─── Available records

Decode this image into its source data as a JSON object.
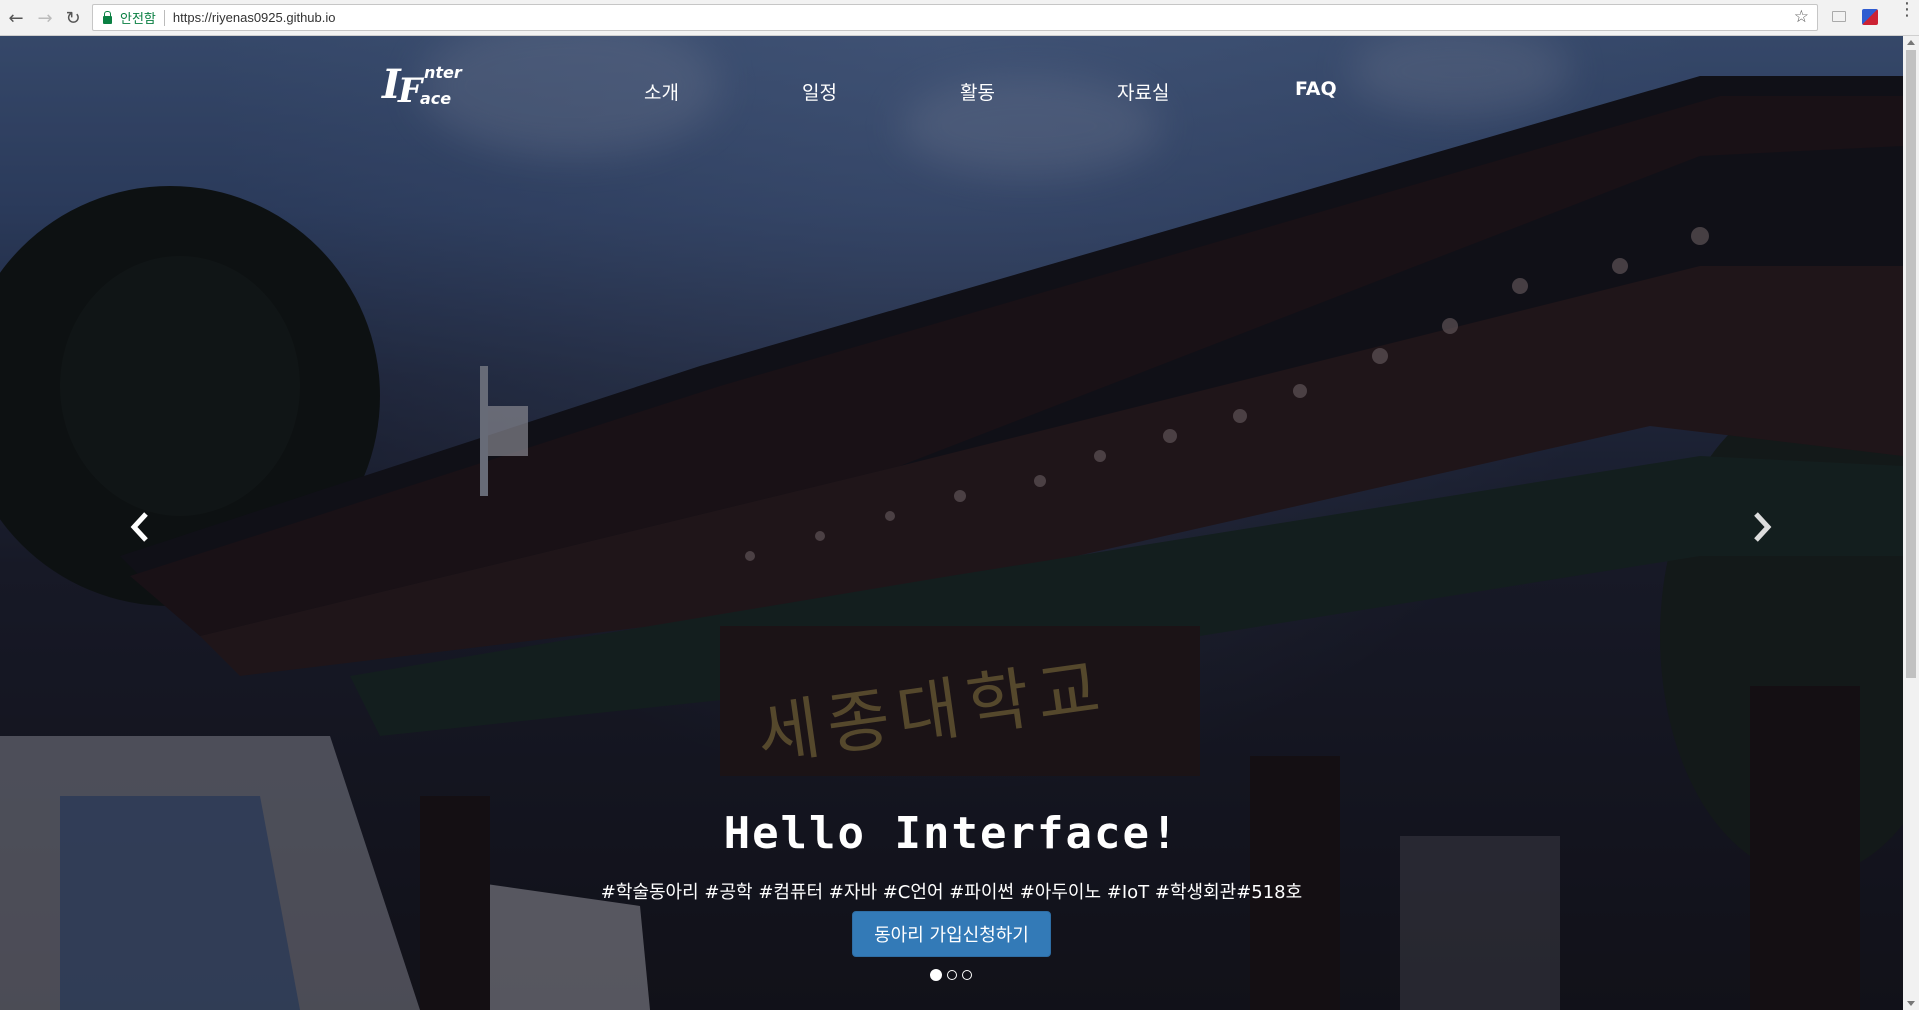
{
  "browser": {
    "secure_label": "안전함",
    "url": "https://riyenas0925.github.io"
  },
  "site": {
    "logo_alt": "Interface logo",
    "nav": [
      {
        "label": "소개"
      },
      {
        "label": "일정"
      },
      {
        "label": "활동"
      },
      {
        "label": "자료실"
      },
      {
        "label": "FAQ"
      }
    ]
  },
  "carousel": {
    "background_sign_text": "세종대학교",
    "caption_title": "Hello Interface!",
    "caption_tags": "#학술동아리 #공학 #컴퓨터 #자바 #C언어 #파이썬 #아두이노 #IoT #학생회관#518호",
    "join_button": "동아리 가입신청하기",
    "slide_count": 3,
    "active_slide": 1
  },
  "icons": [
    "back-icon",
    "forward-icon",
    "reload-icon",
    "lock-icon",
    "star-icon",
    "extension-icon",
    "menu-icon",
    "chevron-left-icon",
    "chevron-right-icon"
  ],
  "colors": {
    "primary_button": "#337ab7",
    "secure_green": "#0b8043"
  }
}
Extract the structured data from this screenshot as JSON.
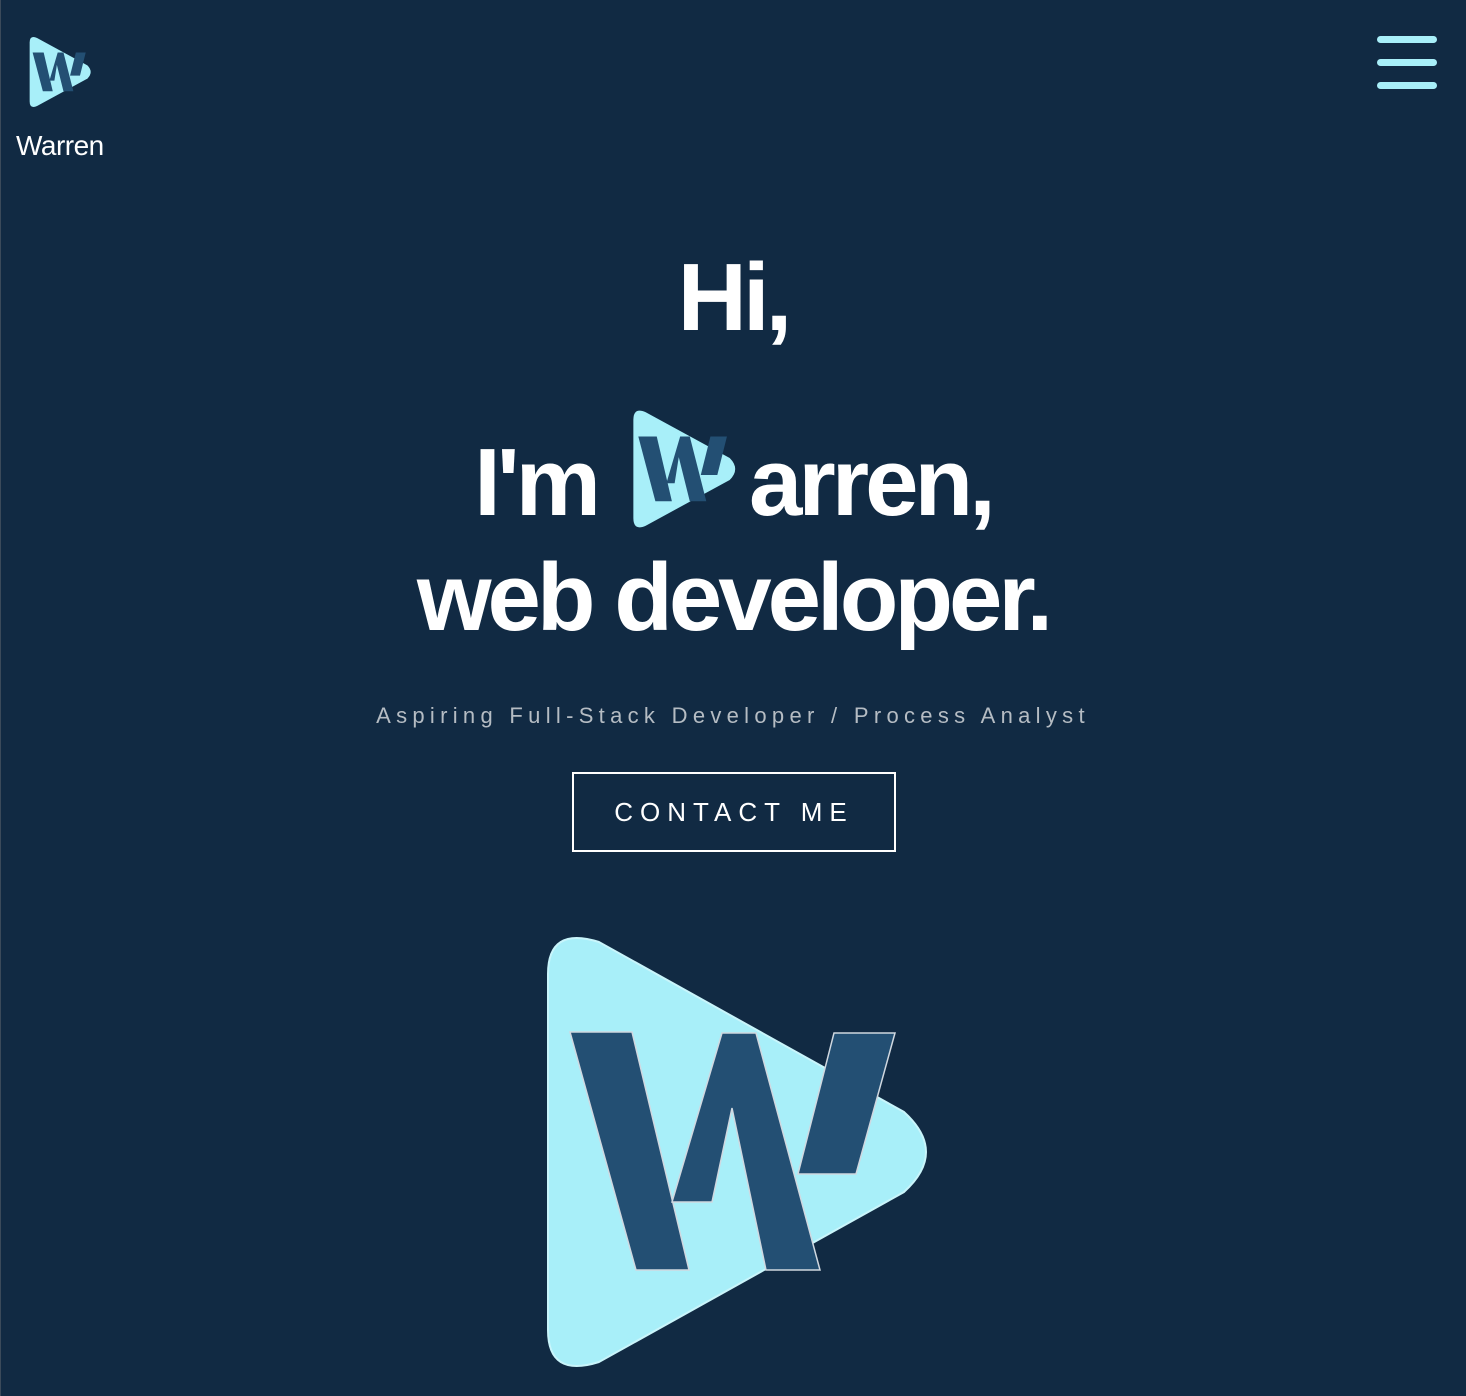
{
  "header": {
    "brand_name": "Warren",
    "menu_icon": "hamburger-menu-icon"
  },
  "hero": {
    "line1": "Hi,",
    "line2_prefix": "I'm",
    "line2_suffix": "arren,",
    "line3": "web developer.",
    "subtitle": "Aspiring Full-Stack Developer / Process Analyst",
    "cta_label": "CONTACT ME"
  },
  "colors": {
    "background": "#112a43",
    "accent": "#a8eff9",
    "logo_letter": "#234f73",
    "text": "#ffffff",
    "muted_text": "#b5bcc3"
  }
}
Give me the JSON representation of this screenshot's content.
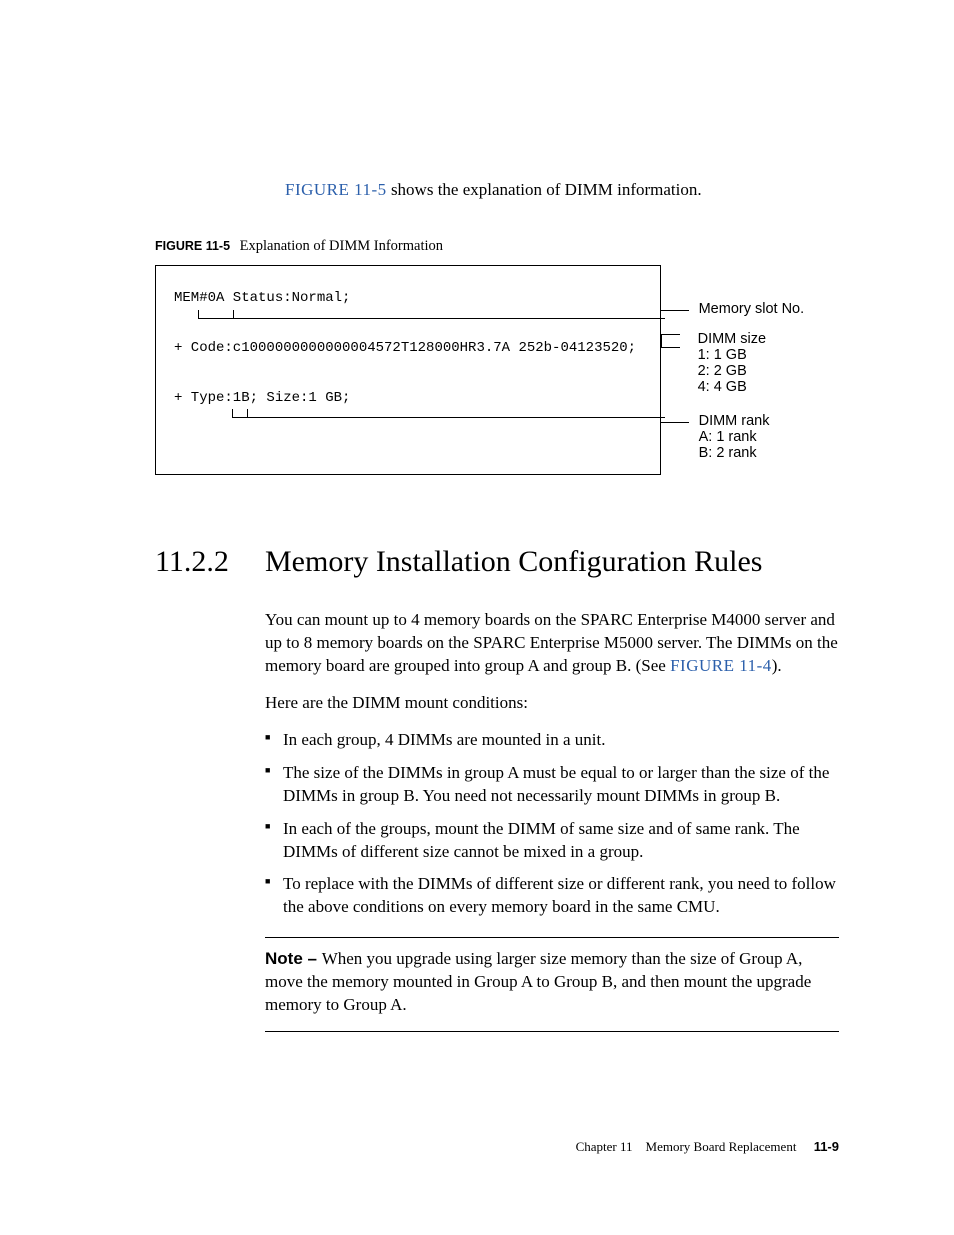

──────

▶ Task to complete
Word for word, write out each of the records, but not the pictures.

▶ Solution for this task
Decode this image into its source data as a JSON object.
{
  "browser": {
    "secure_label": "안전함",
    "url": "https://riyenas0925.github.io"
  },
  "site": {
    "logo_alt": "Interface logo",
    "nav": [
      {
        "label": "소개"
      },
      {
        "label": "일정"
      },
      {
        "label": "활동"
      },
      {
        "label": "자료실"
      },
      {
        "label": "FAQ"
      }
    ]
  },
  "carousel": {
    "background_sign_text": "세종대학교",
    "caption_title": "Hello Interface!",
    "caption_tags": "#학술동아리 #공학 #컴퓨터 #자바 #C언어 #파이썬 #아두이노 #IoT #학생회관#518호",
    "join_button": "동아리 가입신청하기",
    "slide_count": 3,
    "active_slide": 1
  },
  "icons": [
    "back-icon",
    "forward-icon",
    "reload-icon",
    "lock-icon",
    "star-icon",
    "extension-icon",
    "menu-icon",
    "chevron-left-icon",
    "chevron-right-icon"
  ],
  "colors": {
    "primary_button": "#337ab7",
    "secure_green": "#0b8043"
  }
}
Extract the structured data from this screenshot as JSON.
{
  "header": {
    "brand_name": "Warren",
    "menu_icon": "hamburger-menu-icon"
  },
  "hero": {
    "line1": "Hi,",
    "line2_prefix": "I'm",
    "line2_suffix": "arren,",
    "line3": "web developer.",
    "subtitle": "Aspiring Full-Stack Developer / Process Analyst",
    "cta_label": "CONTACT ME"
  },
  "colors": {
    "background": "#112a43",
    "accent": "#a8eff9",
    "logo_letter": "#234f73",
    "text": "#ffffff",
    "muted_text": "#b5bcc3"
  }
}
Give me the JSON representation of this screenshot's content.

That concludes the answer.